In a first reaction vessel, solvent-free diisopropoxytitanium bis(acetylacetonate) was prepared from 284 g of titanium tetraisopropoxide and 200 g of acetylacetone as described in Example 1. A separate reaction vessel was charged with 228 g of titanium tetraethoxide. 200 g of acetylacetone were added dropwise, while cooling, and 92 g of ethanol were then distilled off. The residue, diethoxytitanium bis(acetylacetonate) crystallized if the sump temperature in the distillation flask toward the end of the distillation was allowed to drop below 35° C. and melted again at 44° to 50° C. The diisopropoxytitanium bis(acetylacetonate) from the first reaction vessel was added to the diethoxytitanium bis(acetylacetonate) from the second reaction vessel at 60° C., and the resulting mixture was maintained at 60° C. for 30 minutes more. The reaction product, ethoxyisopropoxytitanium bis(acetylacetonate) had a setting point of -33° C. and was formed quantitatively.
The following example demonstrates the adhesion improving effect of a compound of the present invention as an additive to a nitrocellulose lacquer.

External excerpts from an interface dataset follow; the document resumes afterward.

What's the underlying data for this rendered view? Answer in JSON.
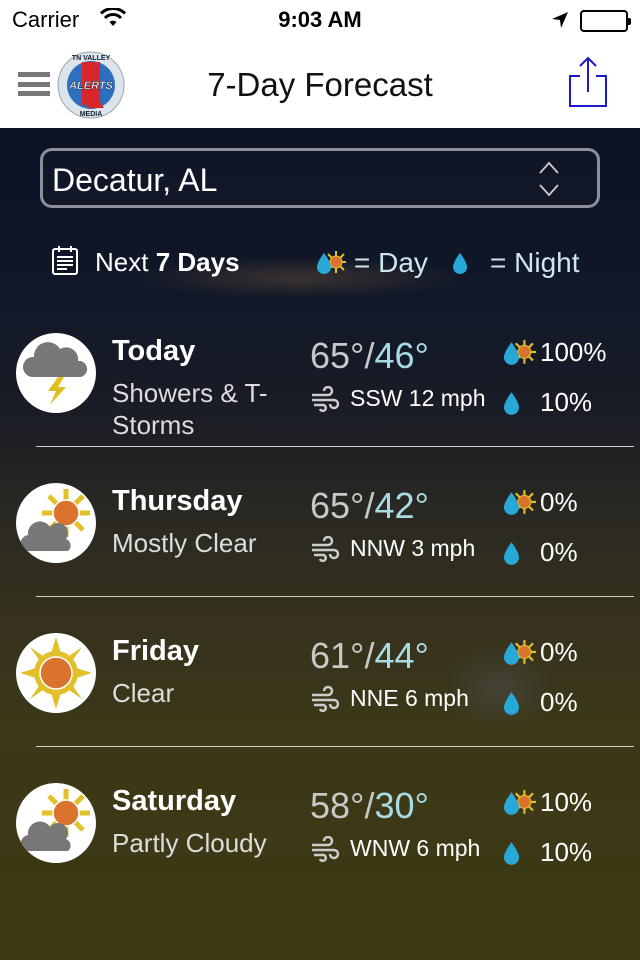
{
  "status_bar": {
    "carrier": "Carrier",
    "time": "9:03 AM",
    "battery_level": 1.0
  },
  "nav": {
    "title": "7-Day Forecast",
    "logo_text": {
      "top": "TN VALLEY",
      "center": "ALERTS",
      "bottom": "MEDIA"
    },
    "share_color": "#1a1acc"
  },
  "location": {
    "selected": "Decatur, AL"
  },
  "subheader": {
    "next_label": "Next",
    "days_label": "7 Days",
    "legend_day": "= Day",
    "legend_night": "= Night"
  },
  "colors": {
    "drop": "#27a8d6",
    "sun_rays": "#e2c02a",
    "sun_core": "#d9732e",
    "cloud": "#777777",
    "bolt": "#e0c020",
    "low_temp": "#a7dbe6"
  },
  "forecast": [
    {
      "day": "Today",
      "condition": "Showers & T-Storms",
      "icon": "thunderstorm-icon",
      "high": "65°",
      "low": "46°",
      "wind": "SSW 12 mph",
      "precip_day": "100%",
      "precip_night": "10%"
    },
    {
      "day": "Thursday",
      "condition": "Mostly Clear",
      "icon": "partly-cloudy-icon",
      "high": "65°",
      "low": "42°",
      "wind": "NNW 3 mph",
      "precip_day": "0%",
      "precip_night": "0%"
    },
    {
      "day": "Friday",
      "condition": "Clear",
      "icon": "sunny-icon",
      "high": "61°",
      "low": "44°",
      "wind": "NNE 6 mph",
      "precip_day": "0%",
      "precip_night": "0%"
    },
    {
      "day": "Saturday",
      "condition": "Partly Cloudy",
      "icon": "partly-cloudy-icon",
      "high": "58°",
      "low": "30°",
      "wind": "WNW 6 mph",
      "precip_day": "10%",
      "precip_night": "10%"
    }
  ]
}
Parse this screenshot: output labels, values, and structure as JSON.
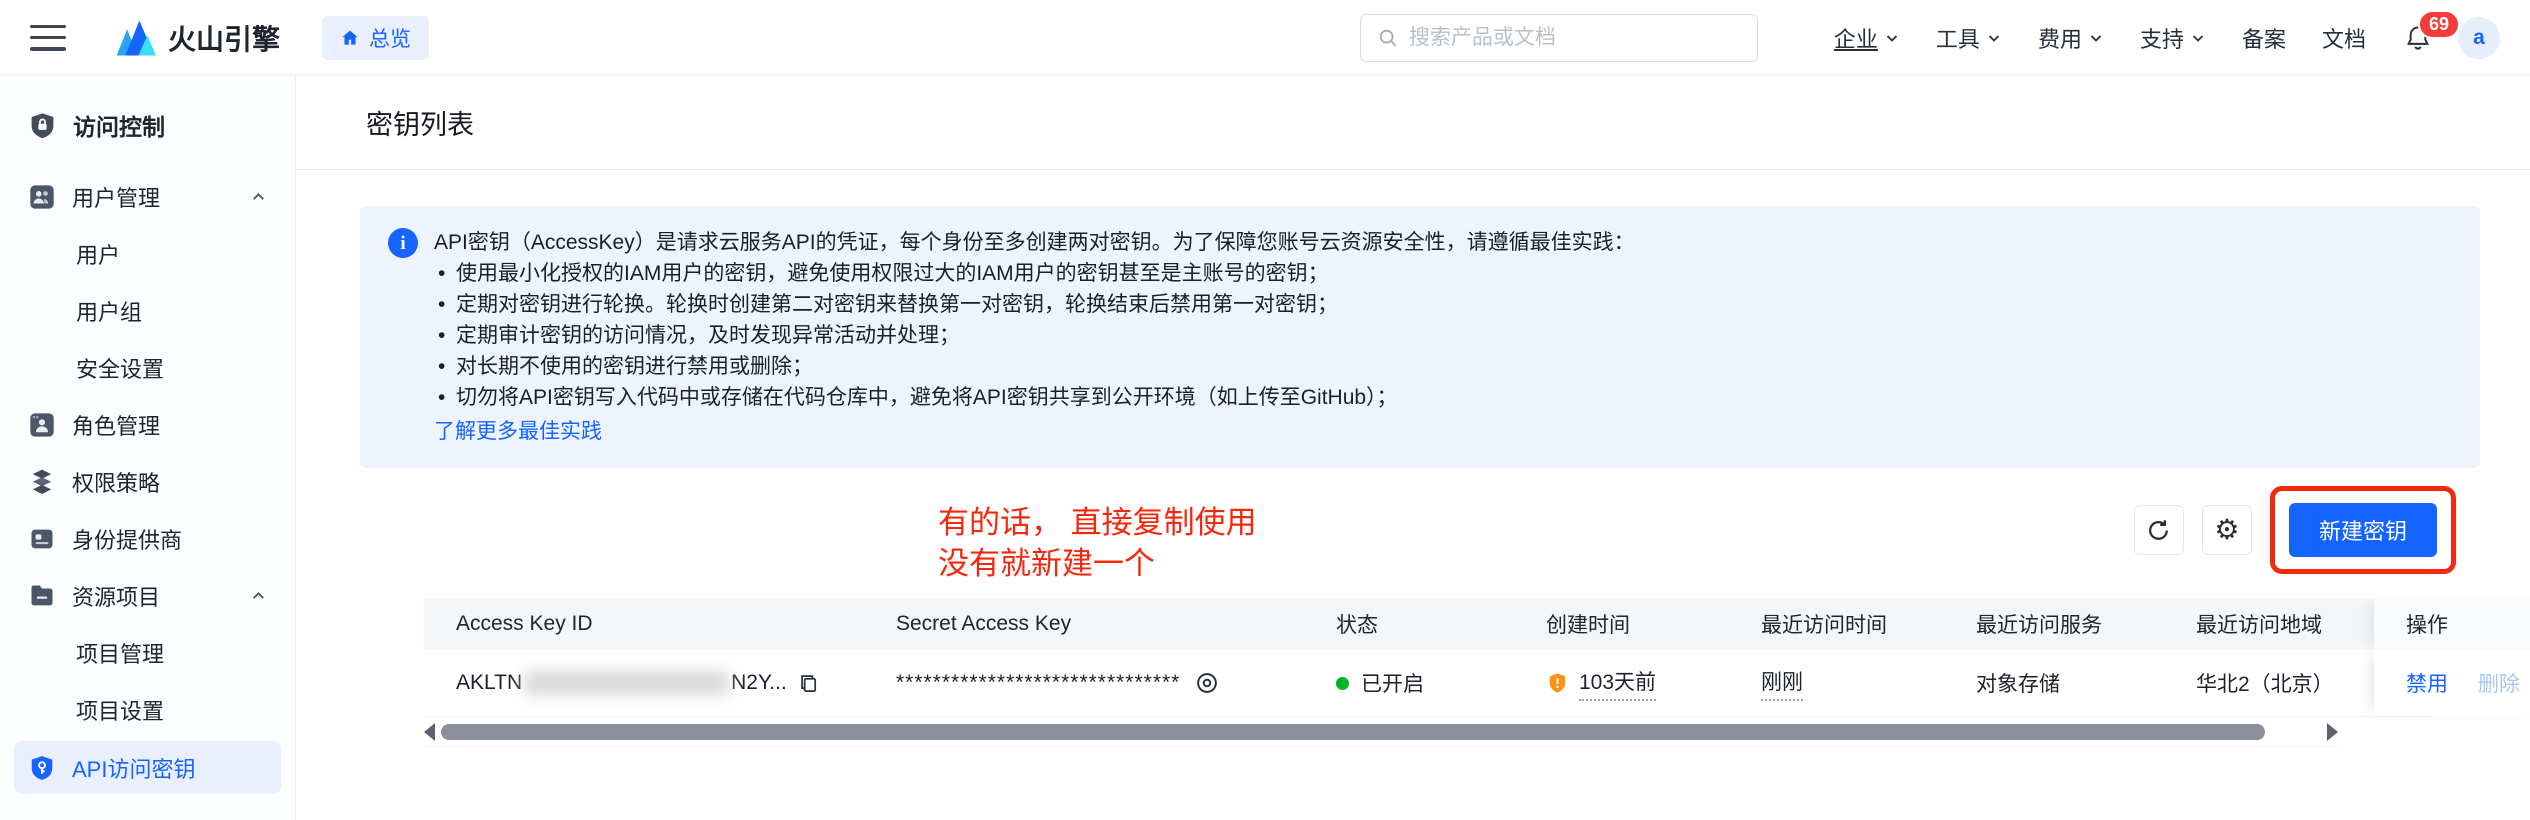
{
  "navbar": {
    "brand": "火山引擎",
    "overview_tab": "总览",
    "search_placeholder": "搜索产品或文档",
    "menus": [
      {
        "label": "企业",
        "dropdown": true
      },
      {
        "label": "工具",
        "dropdown": true
      },
      {
        "label": "费用",
        "dropdown": true
      },
      {
        "label": "支持",
        "dropdown": true
      },
      {
        "label": "备案",
        "dropdown": false
      },
      {
        "label": "文档",
        "dropdown": false
      }
    ],
    "notification_count": "69",
    "avatar_text": "a"
  },
  "sidebar": {
    "title": "访问控制",
    "items": [
      {
        "label": "用户管理"
      },
      {
        "label": "用户"
      },
      {
        "label": "用户组"
      },
      {
        "label": "安全设置"
      },
      {
        "label": "角色管理"
      },
      {
        "label": "权限策略"
      },
      {
        "label": "身份提供商"
      },
      {
        "label": "资源项目"
      },
      {
        "label": "项目管理"
      },
      {
        "label": "项目设置"
      },
      {
        "label": "API访问密钥"
      }
    ],
    "selected": "API访问密钥"
  },
  "page": {
    "title": "密钥列表"
  },
  "banner": {
    "intro": "API密钥（AccessKey）是请求云服务API的凭证，每个身份至多创建两对密钥。为了保障您账号云资源安全性，请遵循最佳实践：",
    "bullets": [
      "使用最小化授权的IAM用户的密钥，避免使用权限过大的IAM用户的密钥甚至是主账号的密钥；",
      "定期对密钥进行轮换。轮换时创建第二对密钥来替换第一对密钥，轮换结束后禁用第一对密钥；",
      "定期审计密钥的访问情况，及时发现异常活动并处理；",
      "对长期不使用的密钥进行禁用或删除；",
      "切勿将API密钥写入代码中或存储在代码仓库中，避免将API密钥共享到公开环境（如上传至GitHub）；"
    ],
    "link": "了解更多最佳实践"
  },
  "annotation": {
    "line1": "有的话， 直接复制使用",
    "line2": "没有就新建一个",
    "color": "#f5270c"
  },
  "toolbar": {
    "create_button": "新建密钥"
  },
  "table": {
    "headers": [
      "Access Key ID",
      "Secret Access Key",
      "状态",
      "创建时间",
      "最近访问时间",
      "最近访问服务",
      "最近访问地域",
      "操作"
    ],
    "row": {
      "access_key_prefix": "AKLTN",
      "access_key_suffix": "N2Y...",
      "access_key_redacted": true,
      "secret_masked": "*******************************",
      "status": "已开启",
      "created": "103天前",
      "last_access_time": "刚刚",
      "last_access_service": "对象存储",
      "last_access_region": "华北2（北京）",
      "action_disable": "禁用",
      "action_delete": "删除"
    }
  },
  "colors": {
    "accent": "#1664ff",
    "status_green": "#00b42a",
    "warning_orange": "#ff9214",
    "badge_red": "#f23c3c",
    "annotation_red": "#f5270c"
  }
}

A nitrocellulose white lacquer containing 25% nitrocellulose was admixed with 1% by weight of isopropoxy-n-butoxytitanium bis(acetylacetonate). The mixture was applied with the aid of a knife to one half of a degreased sheet of polypropylene, while a sample of the nitrocellulose white lacquer without the titanium chelate additive was applied in the same manner to the other half of the polypropylene sheet. The sheet was then dried in the air for 5 minutes. An adhesive strip was then applied horizontally to each half of the treated polypropylene sheet, and the strips were pulled off in one fell swoop beginning at opposite ends. A comparison of the two sheet halves showed that more than 95% of the lacquer without the additive was removed from the sheet, but only about 50% of the lacquer containing the titanium chelate additive of the present invention was removed.

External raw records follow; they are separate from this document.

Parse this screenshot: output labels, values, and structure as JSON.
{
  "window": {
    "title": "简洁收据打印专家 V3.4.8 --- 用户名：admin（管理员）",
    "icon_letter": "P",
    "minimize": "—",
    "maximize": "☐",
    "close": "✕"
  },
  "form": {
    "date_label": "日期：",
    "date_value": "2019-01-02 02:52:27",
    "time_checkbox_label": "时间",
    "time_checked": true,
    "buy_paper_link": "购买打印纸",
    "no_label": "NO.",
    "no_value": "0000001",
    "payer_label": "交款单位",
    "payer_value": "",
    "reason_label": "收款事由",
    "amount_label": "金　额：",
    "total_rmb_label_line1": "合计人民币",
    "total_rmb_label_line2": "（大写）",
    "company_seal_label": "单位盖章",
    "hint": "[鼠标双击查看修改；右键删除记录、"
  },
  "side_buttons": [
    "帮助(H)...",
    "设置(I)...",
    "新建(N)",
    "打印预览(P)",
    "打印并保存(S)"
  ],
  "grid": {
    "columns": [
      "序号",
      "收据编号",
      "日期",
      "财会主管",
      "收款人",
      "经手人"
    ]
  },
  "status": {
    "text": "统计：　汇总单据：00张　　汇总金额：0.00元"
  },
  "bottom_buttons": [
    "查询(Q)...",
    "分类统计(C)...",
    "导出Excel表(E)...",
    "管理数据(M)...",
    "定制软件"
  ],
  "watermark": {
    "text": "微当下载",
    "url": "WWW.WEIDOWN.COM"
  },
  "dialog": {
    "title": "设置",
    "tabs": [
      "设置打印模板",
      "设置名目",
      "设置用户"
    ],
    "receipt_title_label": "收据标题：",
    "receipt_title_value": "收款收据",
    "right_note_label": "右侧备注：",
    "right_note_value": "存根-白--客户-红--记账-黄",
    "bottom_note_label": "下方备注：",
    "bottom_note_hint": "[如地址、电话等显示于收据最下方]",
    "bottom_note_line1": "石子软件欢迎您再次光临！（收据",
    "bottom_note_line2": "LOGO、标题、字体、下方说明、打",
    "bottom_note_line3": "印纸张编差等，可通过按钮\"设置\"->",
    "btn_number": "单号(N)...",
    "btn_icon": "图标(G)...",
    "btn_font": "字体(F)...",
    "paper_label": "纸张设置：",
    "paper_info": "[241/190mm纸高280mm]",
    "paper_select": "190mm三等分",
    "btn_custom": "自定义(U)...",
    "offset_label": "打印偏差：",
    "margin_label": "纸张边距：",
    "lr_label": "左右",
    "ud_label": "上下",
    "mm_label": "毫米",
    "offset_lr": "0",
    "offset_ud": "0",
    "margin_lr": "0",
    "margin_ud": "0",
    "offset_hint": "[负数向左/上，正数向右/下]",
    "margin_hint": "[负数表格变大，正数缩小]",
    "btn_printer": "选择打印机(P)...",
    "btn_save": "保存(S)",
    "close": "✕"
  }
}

284 g of titanium tetraisopropoxide and 340 g of titanium tetra-n-butoxide were admixed with each other, and 400 g of acetylacetone were added dropwise thereto. The alcohol released by the reaction was distilled off. This mixture of isopropanol and n-butanol could not be separated into its components in a cost-effective manner and had to be destroyed. Furthermore, the composition of the alcohol mixture was dependent upon the change in pressure during the distillation and was therefore difficult to reproduce. This deficiency also had an effect on the composition of the end product, as evidenced by the TiO2 content which varied between 19.5 and 22.5% in several experiments.

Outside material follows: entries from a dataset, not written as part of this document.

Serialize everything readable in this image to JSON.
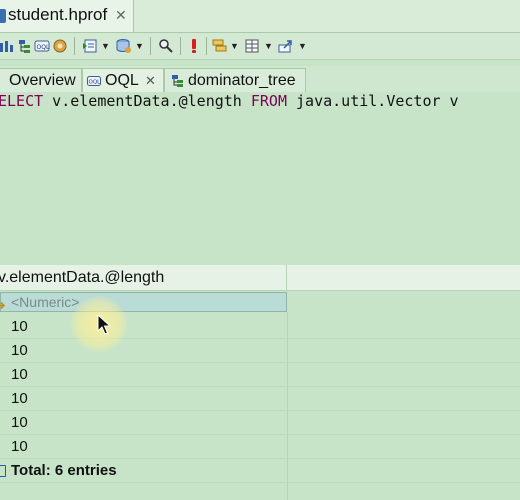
{
  "editor": {
    "tab_label": "student.hprof",
    "close_glyph": "✕"
  },
  "toolbar": {
    "icons": [
      "histogram-icon",
      "dominator-tree-icon",
      "oql-icon",
      "settings-gear-icon",
      "query-browser-icon",
      "heap-dump-overview-icon",
      "find-object-icon",
      "run-query-icon",
      "group-by-icon",
      "calculate-retained-icon",
      "export-icon"
    ]
  },
  "view_tabs": [
    {
      "label": "Overview"
    },
    {
      "label": "OQL",
      "close": "✕"
    },
    {
      "label": "dominator_tree"
    }
  ],
  "query": {
    "keyword_select": "ELECT",
    "part1": " v.elementData.@length ",
    "keyword_from": "FROM",
    "part2": " java.util.Vector v"
  },
  "results": {
    "column_header": "v.elementData.@length",
    "filter_placeholder": "<Numeric>",
    "rows": [
      "10",
      "10",
      "10",
      "10",
      "10",
      "10"
    ],
    "total": "Total: 6 entries"
  },
  "colors": {
    "background": "#c8e4c8",
    "keyword": "#7f0055",
    "filter_row": "#b9dcd6"
  }
}
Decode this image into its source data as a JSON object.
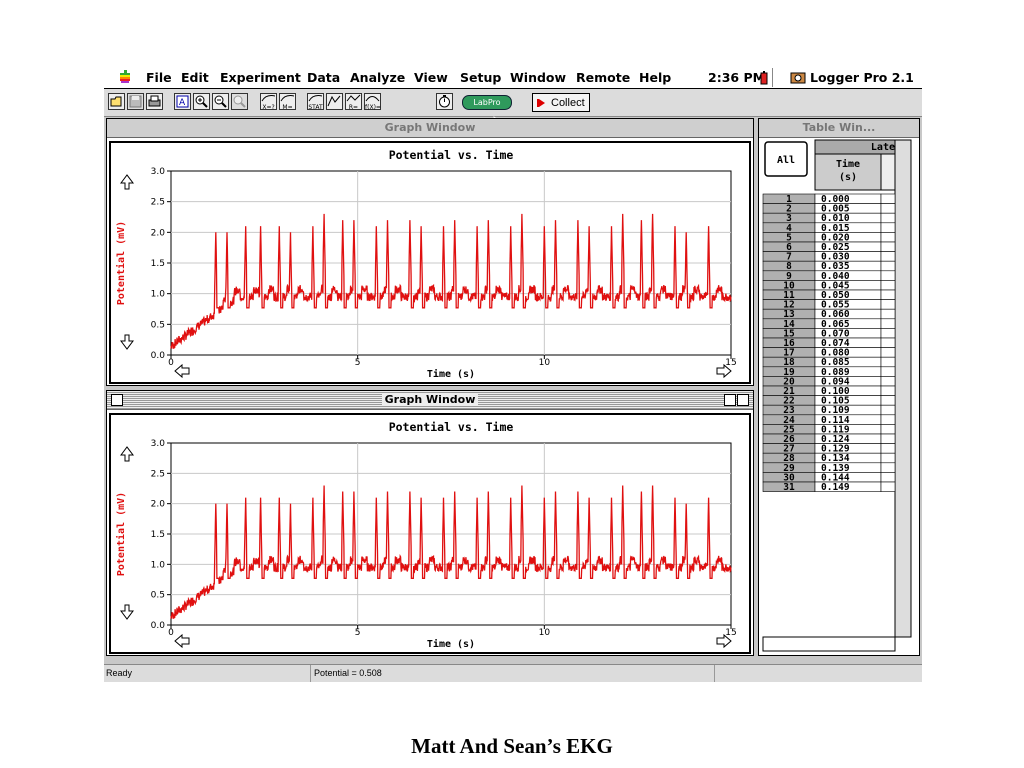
{
  "menubar": {
    "apple_icon": "apple-icon",
    "items": [
      "File",
      "Edit",
      "Experiment",
      "Data",
      "Analyze",
      "View",
      "Setup",
      "Window",
      "Remote",
      "Help"
    ],
    "clock": "2:36 PM",
    "app_name": "Logger Pro 2.1"
  },
  "toolbar": {
    "icons": [
      "open-folder-icon",
      "save-disk-icon",
      "print-icon",
      "autoscale-icon",
      "zoom-in-icon",
      "zoom-out-icon",
      "undo-zoom-icon",
      "examine-icon",
      "slope-icon",
      "statistics-icon",
      "integral-icon",
      "tangent-icon",
      "curve-fit-icon",
      "stopwatch-icon"
    ],
    "examine_label": "X=?",
    "slope_label": "M=",
    "stats_label": "STAT",
    "integral_label": "R=",
    "curvefit_label": "f(X)=",
    "labpro_label": "LabPro",
    "collect_label": "Collect"
  },
  "graph_window_1": {
    "title": "Graph Window",
    "chart_title": "Potential vs. Time",
    "xlabel": "Time (s)",
    "ylabel": "Potential (mV)"
  },
  "graph_window_2": {
    "title": "Graph Window",
    "chart_title": "Potential vs. Time",
    "xlabel": "Time (s)",
    "ylabel": "Potential (mV)"
  },
  "chart_data": [
    {
      "type": "line",
      "title": "Potential vs. Time",
      "xlabel": "Time (s)",
      "ylabel": "Potential (mV)",
      "xlim": [
        0,
        15
      ],
      "ylim": [
        0,
        3.0
      ],
      "x_ticks": [
        "0",
        "5",
        "10",
        "15"
      ],
      "y_ticks": [
        "0.0",
        "0.5",
        "1.0",
        "1.5",
        "2.0",
        "2.5",
        "3.0"
      ],
      "grid": true,
      "color": "#e01010",
      "series": [
        {
          "baseline": 0.95,
          "peak_times": [
            1.2,
            1.5,
            2.0,
            2.4,
            2.9,
            3.2,
            3.8,
            4.1,
            4.6,
            4.9,
            5.5,
            5.8,
            6.4,
            6.7,
            7.3,
            7.6,
            8.2,
            8.5,
            9.1,
            9.4,
            10.0,
            10.3,
            10.9,
            11.2,
            11.8,
            12.1,
            12.6,
            12.9,
            13.5,
            13.8,
            14.4
          ],
          "peak_values": [
            2.0,
            2.0,
            2.1,
            2.1,
            2.1,
            2.0,
            2.1,
            2.3,
            2.2,
            2.2,
            2.1,
            2.2,
            2.2,
            2.1,
            2.1,
            2.2,
            2.1,
            2.2,
            2.1,
            2.3,
            2.1,
            2.2,
            2.2,
            2.1,
            2.1,
            2.3,
            2.2,
            2.3,
            2.1,
            2.0,
            2.1
          ]
        }
      ]
    },
    {
      "type": "line",
      "title": "Potential vs. Time",
      "xlabel": "Time (s)",
      "ylabel": "Potential (mV)",
      "xlim": [
        0,
        15
      ],
      "ylim": [
        0,
        3.0
      ],
      "x_ticks": [
        "0",
        "5",
        "10",
        "15"
      ],
      "y_ticks": [
        "0.0",
        "0.5",
        "1.0",
        "1.5",
        "2.0",
        "2.5",
        "3.0"
      ],
      "grid": true,
      "color": "#e01010",
      "series": [
        {
          "baseline": 0.95,
          "peak_times": [
            1.2,
            1.5,
            2.0,
            2.4,
            2.9,
            3.2,
            3.8,
            4.1,
            4.6,
            4.9,
            5.5,
            5.8,
            6.4,
            6.7,
            7.3,
            7.6,
            8.2,
            8.5,
            9.1,
            9.4,
            10.0,
            10.3,
            10.9,
            11.2,
            11.8,
            12.1,
            12.6,
            12.9,
            13.5,
            13.8,
            14.4
          ],
          "peak_values": [
            2.0,
            2.0,
            2.1,
            2.1,
            2.1,
            2.0,
            2.1,
            2.3,
            2.2,
            2.2,
            2.1,
            2.2,
            2.2,
            2.1,
            2.1,
            2.2,
            2.1,
            2.2,
            2.1,
            2.3,
            2.1,
            2.2,
            2.2,
            2.1,
            2.1,
            2.3,
            2.2,
            2.3,
            2.1,
            2.0,
            2.1
          ]
        }
      ]
    }
  ],
  "table_window": {
    "title": "Table Win...",
    "all_button": "All",
    "dataset_header": "Late",
    "column_header_line1": "Time",
    "column_header_line2": "(s)",
    "rows": [
      "1",
      "2",
      "3",
      "4",
      "5",
      "6",
      "7",
      "8",
      "9",
      "10",
      "11",
      "12",
      "13",
      "14",
      "15",
      "16",
      "17",
      "18",
      "19",
      "20",
      "21",
      "22",
      "23",
      "24",
      "25",
      "26",
      "27",
      "28",
      "29",
      "30",
      "31"
    ],
    "values": [
      "0.000",
      "0.005",
      "0.010",
      "0.015",
      "0.020",
      "0.025",
      "0.030",
      "0.035",
      "0.040",
      "0.045",
      "0.050",
      "0.055",
      "0.060",
      "0.065",
      "0.070",
      "0.074",
      "0.080",
      "0.085",
      "0.089",
      "0.094",
      "0.100",
      "0.105",
      "0.109",
      "0.114",
      "0.119",
      "0.124",
      "0.129",
      "0.134",
      "0.139",
      "0.144",
      "0.149"
    ]
  },
  "status": {
    "left": "Ready",
    "readout": "Potential = 0.508"
  },
  "caption": "Matt And Sean’s EKG"
}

While the present invention has been illustrated with the aid of certain specific embodiments thereof, it will be readily apparent to others skilled in the art that the invention is not limited to these particular embodiments, and that various changes and modifications may be made without departing from the spirit of the invention or the scope of the appended claims.